[Data records for software interfaces]
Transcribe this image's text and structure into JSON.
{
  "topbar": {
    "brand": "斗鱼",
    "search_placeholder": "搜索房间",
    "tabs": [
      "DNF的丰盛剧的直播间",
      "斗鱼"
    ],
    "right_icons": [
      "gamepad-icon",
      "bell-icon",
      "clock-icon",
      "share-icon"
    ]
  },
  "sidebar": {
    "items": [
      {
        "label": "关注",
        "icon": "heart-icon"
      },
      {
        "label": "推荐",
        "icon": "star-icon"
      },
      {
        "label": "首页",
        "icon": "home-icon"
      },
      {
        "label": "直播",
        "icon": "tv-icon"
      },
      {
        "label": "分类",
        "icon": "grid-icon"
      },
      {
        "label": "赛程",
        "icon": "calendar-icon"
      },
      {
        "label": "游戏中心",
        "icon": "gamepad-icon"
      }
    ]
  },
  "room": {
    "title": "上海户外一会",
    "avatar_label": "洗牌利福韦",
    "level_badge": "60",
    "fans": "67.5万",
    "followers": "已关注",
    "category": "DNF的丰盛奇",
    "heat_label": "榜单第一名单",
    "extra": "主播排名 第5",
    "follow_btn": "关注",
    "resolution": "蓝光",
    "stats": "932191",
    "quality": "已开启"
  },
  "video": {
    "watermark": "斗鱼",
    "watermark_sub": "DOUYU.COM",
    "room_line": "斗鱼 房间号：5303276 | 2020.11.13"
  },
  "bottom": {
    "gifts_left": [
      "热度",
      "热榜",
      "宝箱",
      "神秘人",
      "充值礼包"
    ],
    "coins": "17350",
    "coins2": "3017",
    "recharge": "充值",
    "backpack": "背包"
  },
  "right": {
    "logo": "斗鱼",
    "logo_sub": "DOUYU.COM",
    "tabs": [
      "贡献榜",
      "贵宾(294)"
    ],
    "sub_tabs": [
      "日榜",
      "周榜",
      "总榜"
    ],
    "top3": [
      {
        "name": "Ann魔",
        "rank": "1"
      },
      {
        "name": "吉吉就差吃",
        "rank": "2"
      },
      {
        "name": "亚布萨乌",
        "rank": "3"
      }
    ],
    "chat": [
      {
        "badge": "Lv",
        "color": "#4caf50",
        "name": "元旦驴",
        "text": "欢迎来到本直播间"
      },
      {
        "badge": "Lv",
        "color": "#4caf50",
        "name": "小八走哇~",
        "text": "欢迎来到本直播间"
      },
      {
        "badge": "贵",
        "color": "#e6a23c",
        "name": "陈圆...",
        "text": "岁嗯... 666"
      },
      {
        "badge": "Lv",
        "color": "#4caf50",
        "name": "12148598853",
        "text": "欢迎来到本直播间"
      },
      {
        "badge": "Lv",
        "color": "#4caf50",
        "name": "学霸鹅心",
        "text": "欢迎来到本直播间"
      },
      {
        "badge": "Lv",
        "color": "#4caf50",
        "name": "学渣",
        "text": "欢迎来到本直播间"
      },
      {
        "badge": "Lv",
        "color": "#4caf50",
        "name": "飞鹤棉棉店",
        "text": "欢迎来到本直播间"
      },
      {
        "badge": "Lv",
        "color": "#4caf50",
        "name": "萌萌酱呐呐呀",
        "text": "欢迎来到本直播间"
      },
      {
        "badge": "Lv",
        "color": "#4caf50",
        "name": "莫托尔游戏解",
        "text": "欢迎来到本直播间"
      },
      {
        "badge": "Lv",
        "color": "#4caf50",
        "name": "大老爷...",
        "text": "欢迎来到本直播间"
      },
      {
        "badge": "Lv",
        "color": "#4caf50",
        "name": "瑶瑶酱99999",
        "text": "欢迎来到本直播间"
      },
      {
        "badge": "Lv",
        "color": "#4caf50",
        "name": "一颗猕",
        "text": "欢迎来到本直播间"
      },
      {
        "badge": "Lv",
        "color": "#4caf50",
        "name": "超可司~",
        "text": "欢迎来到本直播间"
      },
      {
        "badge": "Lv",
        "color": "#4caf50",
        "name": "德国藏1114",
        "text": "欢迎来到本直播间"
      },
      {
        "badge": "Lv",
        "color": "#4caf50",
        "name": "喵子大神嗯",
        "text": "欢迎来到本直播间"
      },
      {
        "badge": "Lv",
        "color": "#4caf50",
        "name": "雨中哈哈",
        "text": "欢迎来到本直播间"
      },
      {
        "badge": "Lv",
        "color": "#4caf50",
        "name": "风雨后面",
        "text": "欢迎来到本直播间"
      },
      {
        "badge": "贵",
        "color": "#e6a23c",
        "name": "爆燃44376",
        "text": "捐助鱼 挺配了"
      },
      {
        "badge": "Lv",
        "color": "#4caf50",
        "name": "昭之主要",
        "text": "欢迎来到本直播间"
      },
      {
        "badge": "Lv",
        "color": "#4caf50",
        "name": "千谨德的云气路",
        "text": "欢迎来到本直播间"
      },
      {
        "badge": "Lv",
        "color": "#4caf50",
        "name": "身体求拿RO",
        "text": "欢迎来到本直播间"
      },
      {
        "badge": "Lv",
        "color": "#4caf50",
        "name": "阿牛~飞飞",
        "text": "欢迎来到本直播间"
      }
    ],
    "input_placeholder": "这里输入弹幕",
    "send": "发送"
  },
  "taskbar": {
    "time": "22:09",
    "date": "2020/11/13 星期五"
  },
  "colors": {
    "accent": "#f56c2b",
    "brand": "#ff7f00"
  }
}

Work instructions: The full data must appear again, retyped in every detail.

Answer to this problem:
Transcribe this image's text and structure into JSON.
{
  "topbar": {
    "brand": "斗鱼",
    "search_placeholder": "搜索房间",
    "tabs": [
      "DNF的丰盛剧的直播间",
      "斗鱼"
    ],
    "right_icons": [
      "gamepad-icon",
      "bell-icon",
      "clock-icon",
      "share-icon"
    ]
  },
  "sidebar": {
    "items": [
      {
        "label": "关注",
        "icon": "heart-icon"
      },
      {
        "label": "推荐",
        "icon": "star-icon"
      },
      {
        "label": "首页",
        "icon": "home-icon"
      },
      {
        "label": "直播",
        "icon": "tv-icon"
      },
      {
        "label": "分类",
        "icon": "grid-icon"
      },
      {
        "label": "赛程",
        "icon": "calendar-icon"
      },
      {
        "label": "游戏中心",
        "icon": "gamepad-icon"
      }
    ]
  },
  "room": {
    "title": "上海户外一会",
    "avatar_label": "洗牌利福韦",
    "level_badge": "60",
    "fans": "67.5万",
    "followers": "已关注",
    "category": "DNF的丰盛奇",
    "heat_label": "榜单第一名单",
    "extra": "主播排名 第5",
    "follow_btn": "关注",
    "resolution": "蓝光",
    "stats": "932191",
    "quality": "已开启"
  },
  "video": {
    "watermark": "斗鱼",
    "watermark_sub": "DOUYU.COM",
    "room_line": "斗鱼 房间号：5303276 | 2020.11.13"
  },
  "bottom": {
    "gifts_left": [
      "热度",
      "热榜",
      "宝箱",
      "神秘人",
      "充值礼包"
    ],
    "coins": "17350",
    "coins2": "3017",
    "recharge": "充值",
    "backpack": "背包"
  },
  "right": {
    "logo": "斗鱼",
    "logo_sub": "DOUYU.COM",
    "tabs": [
      "贡献榜",
      "贵宾(294)"
    ],
    "sub_tabs": [
      "日榜",
      "周榜",
      "总榜"
    ],
    "top3": [
      {
        "name": "Ann魔",
        "rank": "1"
      },
      {
        "name": "吉吉就差吃",
        "rank": "2"
      },
      {
        "name": "亚布萨乌",
        "rank": "3"
      }
    ],
    "chat": [
      {
        "badge": "Lv",
        "color": "#4caf50",
        "name": "元旦驴",
        "text": "欢迎来到本直播间"
      },
      {
        "badge": "Lv",
        "color": "#4caf50",
        "name": "小八走哇~",
        "text": "欢迎来到本直播间"
      },
      {
        "badge": "贵",
        "color": "#e6a23c",
        "name": "陈圆...",
        "text": "岁嗯... 666"
      },
      {
        "badge": "Lv",
        "color": "#4caf50",
        "name": "12148598853",
        "text": "欢迎来到本直播间"
      },
      {
        "badge": "Lv",
        "color": "#4caf50",
        "name": "学霸鹅心",
        "text": "欢迎来到本直播间"
      },
      {
        "badge": "Lv",
        "color": "#4caf50",
        "name": "学渣",
        "text": "欢迎来到本直播间"
      },
      {
        "badge": "Lv",
        "color": "#4caf50",
        "name": "飞鹤棉棉店",
        "text": "欢迎来到本直播间"
      },
      {
        "badge": "Lv",
        "color": "#4caf50",
        "name": "萌萌酱呐呐呀",
        "text": "欢迎来到本直播间"
      },
      {
        "badge": "Lv",
        "color": "#4caf50",
        "name": "莫托尔游戏解",
        "text": "欢迎来到本直播间"
      },
      {
        "badge": "Lv",
        "color": "#4caf50",
        "name": "大老爷...",
        "text": "欢迎来到本直播间"
      },
      {
        "badge": "Lv",
        "color": "#4caf50",
        "name": "瑶瑶酱99999",
        "text": "欢迎来到本直播间"
      },
      {
        "badge": "Lv",
        "color": "#4caf50",
        "name": "一颗猕",
        "text": "欢迎来到本直播间"
      },
      {
        "badge": "Lv",
        "color": "#4caf50",
        "name": "超可司~",
        "text": "欢迎来到本直播间"
      },
      {
        "badge": "Lv",
        "color": "#4caf50",
        "name": "德国藏1114",
        "text": "欢迎来到本直播间"
      },
      {
        "badge": "Lv",
        "color": "#4caf50",
        "name": "喵子大神嗯",
        "text": "欢迎来到本直播间"
      },
      {
        "badge": "Lv",
        "color": "#4caf50",
        "name": "雨中哈哈",
        "text": "欢迎来到本直播间"
      },
      {
        "badge": "Lv",
        "color": "#4caf50",
        "name": "风雨后面",
        "text": "欢迎来到本直播间"
      },
      {
        "badge": "贵",
        "color": "#e6a23c",
        "name": "爆燃44376",
        "text": "捐助鱼 挺配了"
      },
      {
        "badge": "Lv",
        "color": "#4caf50",
        "name": "昭之主要",
        "text": "欢迎来到本直播间"
      },
      {
        "badge": "Lv",
        "color": "#4caf50",
        "name": "千谨德的云气路",
        "text": "欢迎来到本直播间"
      },
      {
        "badge": "Lv",
        "color": "#4caf50",
        "name": "身体求拿RO",
        "text": "欢迎来到本直播间"
      },
      {
        "badge": "Lv",
        "color": "#4caf50",
        "name": "阿牛~飞飞",
        "text": "欢迎来到本直播间"
      }
    ],
    "input_placeholder": "这里输入弹幕",
    "send": "发送"
  },
  "taskbar": {
    "time": "22:09",
    "date": "2020/11/13 星期五"
  },
  "colors": {
    "accent": "#f56c2b",
    "brand": "#ff7f00"
  }
}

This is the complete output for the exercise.